> **ASSIGNED TASK**
Search the material below for lines containing the string "puts", and copy every one you find.

━━━ PROVIDED ENTRIES ━━━

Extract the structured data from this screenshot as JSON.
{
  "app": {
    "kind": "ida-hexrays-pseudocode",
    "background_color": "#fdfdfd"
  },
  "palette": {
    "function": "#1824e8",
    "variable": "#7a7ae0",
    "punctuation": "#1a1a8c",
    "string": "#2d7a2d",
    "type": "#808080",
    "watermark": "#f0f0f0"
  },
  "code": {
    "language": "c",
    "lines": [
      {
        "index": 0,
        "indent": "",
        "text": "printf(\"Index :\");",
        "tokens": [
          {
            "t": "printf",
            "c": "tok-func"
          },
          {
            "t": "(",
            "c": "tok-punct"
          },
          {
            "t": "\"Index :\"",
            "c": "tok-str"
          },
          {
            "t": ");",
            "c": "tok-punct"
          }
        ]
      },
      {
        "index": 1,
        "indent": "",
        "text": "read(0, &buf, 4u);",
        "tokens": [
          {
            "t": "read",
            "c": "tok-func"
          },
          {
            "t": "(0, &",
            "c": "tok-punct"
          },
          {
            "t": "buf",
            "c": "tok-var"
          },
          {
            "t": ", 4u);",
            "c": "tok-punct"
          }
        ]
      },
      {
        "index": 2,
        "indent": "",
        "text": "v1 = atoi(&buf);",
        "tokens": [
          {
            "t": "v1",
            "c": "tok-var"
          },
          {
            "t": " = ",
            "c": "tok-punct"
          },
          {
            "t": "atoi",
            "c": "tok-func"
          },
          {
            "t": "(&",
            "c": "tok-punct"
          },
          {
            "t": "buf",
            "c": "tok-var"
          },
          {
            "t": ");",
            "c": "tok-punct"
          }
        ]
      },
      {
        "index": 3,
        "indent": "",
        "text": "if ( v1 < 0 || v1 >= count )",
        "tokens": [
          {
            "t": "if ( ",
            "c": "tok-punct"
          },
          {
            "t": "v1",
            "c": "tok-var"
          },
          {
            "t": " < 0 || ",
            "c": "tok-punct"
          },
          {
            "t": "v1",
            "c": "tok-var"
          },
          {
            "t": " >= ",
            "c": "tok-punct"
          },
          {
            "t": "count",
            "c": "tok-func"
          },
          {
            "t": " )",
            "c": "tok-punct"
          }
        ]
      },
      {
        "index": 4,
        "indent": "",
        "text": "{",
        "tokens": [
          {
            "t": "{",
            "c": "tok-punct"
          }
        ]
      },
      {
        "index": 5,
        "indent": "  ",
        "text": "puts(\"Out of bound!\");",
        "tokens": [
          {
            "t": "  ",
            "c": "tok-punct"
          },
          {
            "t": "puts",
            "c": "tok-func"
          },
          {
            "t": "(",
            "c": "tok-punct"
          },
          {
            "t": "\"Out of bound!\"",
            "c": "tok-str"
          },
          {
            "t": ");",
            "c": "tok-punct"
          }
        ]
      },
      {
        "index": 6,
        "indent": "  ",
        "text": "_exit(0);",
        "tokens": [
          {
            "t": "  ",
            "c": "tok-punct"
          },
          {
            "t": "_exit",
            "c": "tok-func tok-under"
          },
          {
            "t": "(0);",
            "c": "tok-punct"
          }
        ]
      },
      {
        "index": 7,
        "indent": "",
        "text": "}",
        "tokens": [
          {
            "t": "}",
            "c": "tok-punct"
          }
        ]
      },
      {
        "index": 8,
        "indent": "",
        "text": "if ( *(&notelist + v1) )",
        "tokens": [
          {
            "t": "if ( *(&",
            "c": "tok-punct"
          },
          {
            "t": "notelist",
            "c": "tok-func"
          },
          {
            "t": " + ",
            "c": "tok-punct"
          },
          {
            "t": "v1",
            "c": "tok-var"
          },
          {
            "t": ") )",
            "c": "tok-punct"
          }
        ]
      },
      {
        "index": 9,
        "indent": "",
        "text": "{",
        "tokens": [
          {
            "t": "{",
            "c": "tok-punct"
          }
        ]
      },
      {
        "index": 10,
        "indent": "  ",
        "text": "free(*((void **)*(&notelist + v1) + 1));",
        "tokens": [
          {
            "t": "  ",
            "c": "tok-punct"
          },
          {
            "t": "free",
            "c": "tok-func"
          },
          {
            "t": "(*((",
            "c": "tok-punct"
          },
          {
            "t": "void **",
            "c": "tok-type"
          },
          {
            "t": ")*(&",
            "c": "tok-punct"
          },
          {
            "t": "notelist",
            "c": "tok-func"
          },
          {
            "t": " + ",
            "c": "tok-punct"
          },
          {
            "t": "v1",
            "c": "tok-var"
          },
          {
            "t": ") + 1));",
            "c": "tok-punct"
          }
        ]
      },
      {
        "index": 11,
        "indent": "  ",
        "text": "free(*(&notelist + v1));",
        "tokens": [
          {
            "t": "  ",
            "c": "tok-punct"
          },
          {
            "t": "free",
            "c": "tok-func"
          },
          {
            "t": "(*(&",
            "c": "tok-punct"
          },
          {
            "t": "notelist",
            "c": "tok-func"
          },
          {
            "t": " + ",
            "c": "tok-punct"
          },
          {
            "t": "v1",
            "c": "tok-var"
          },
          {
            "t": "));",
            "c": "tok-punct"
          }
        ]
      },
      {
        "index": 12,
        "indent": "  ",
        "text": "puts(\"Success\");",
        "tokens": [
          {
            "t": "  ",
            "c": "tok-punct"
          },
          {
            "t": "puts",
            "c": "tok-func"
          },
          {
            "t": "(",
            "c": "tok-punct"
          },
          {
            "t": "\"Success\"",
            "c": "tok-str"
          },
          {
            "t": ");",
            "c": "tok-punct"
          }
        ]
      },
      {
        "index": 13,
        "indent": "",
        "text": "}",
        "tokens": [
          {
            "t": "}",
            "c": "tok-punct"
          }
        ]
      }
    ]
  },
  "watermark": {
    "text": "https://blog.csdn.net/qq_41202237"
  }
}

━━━

> **EXERCISE RESPONSE**
        "text": "puts(\"Out of bound!\");",
            "t": "puts",
        "text": "puts(\"Success\");",
            "t": "puts",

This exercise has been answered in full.